Data for processing Block Start

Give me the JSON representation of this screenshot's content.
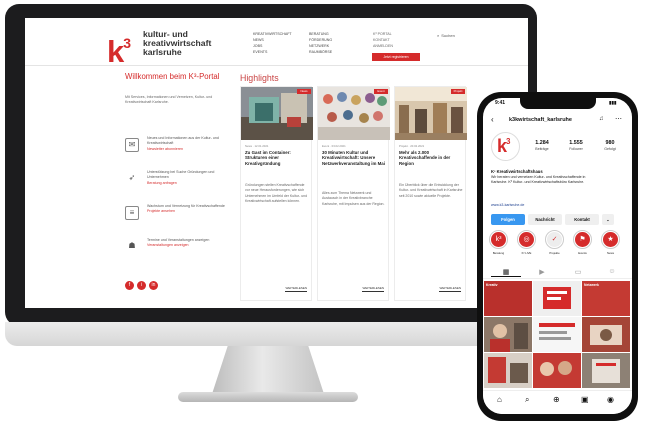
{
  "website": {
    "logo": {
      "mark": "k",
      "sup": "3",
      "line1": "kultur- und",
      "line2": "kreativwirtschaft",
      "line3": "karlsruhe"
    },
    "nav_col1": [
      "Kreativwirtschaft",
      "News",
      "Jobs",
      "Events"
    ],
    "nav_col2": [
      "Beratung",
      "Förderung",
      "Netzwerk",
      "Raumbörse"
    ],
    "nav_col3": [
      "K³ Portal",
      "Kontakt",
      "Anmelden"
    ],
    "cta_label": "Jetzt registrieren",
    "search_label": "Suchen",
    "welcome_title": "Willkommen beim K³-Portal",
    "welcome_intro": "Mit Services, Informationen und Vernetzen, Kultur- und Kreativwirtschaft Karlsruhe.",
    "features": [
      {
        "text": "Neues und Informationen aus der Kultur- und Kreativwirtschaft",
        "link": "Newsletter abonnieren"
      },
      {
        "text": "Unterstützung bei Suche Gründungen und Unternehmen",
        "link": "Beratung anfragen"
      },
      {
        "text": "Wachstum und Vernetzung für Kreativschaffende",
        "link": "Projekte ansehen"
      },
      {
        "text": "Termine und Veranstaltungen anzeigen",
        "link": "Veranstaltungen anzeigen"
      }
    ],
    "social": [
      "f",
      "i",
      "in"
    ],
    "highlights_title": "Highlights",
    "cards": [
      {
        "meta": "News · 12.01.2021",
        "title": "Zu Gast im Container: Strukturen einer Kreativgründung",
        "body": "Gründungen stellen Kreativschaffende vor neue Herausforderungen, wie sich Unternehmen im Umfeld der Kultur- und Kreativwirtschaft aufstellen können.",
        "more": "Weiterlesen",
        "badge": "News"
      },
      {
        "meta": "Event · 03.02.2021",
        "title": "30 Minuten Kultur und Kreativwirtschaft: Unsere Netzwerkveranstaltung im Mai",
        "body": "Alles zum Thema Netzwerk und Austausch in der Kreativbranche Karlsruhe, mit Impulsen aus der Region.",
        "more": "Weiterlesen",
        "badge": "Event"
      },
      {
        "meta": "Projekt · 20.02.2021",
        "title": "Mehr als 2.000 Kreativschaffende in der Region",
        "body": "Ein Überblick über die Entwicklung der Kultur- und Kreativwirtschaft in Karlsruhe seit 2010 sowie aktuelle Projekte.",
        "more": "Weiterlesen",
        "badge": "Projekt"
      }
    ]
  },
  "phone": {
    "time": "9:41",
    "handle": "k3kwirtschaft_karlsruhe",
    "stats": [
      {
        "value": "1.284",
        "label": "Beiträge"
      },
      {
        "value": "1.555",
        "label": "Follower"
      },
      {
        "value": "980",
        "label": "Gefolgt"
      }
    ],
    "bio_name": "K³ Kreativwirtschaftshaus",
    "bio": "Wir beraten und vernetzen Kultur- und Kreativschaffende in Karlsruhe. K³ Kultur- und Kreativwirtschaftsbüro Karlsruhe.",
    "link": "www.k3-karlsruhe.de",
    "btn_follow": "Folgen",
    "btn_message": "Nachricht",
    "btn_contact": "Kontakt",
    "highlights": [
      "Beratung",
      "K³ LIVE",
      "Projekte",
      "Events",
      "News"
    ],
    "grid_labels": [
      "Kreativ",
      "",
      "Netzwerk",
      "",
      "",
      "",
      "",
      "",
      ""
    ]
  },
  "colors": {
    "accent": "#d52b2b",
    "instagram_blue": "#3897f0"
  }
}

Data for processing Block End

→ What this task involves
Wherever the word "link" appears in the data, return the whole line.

→ Answer to this exercise
        "link": "Newsletter abonnieren"
        "link": "Beratung anfragen"
        "link": "Projekte ansehen"
        "link": "Veranstaltungen anzeigen"
    "link": "www.k3-karlsruhe.de",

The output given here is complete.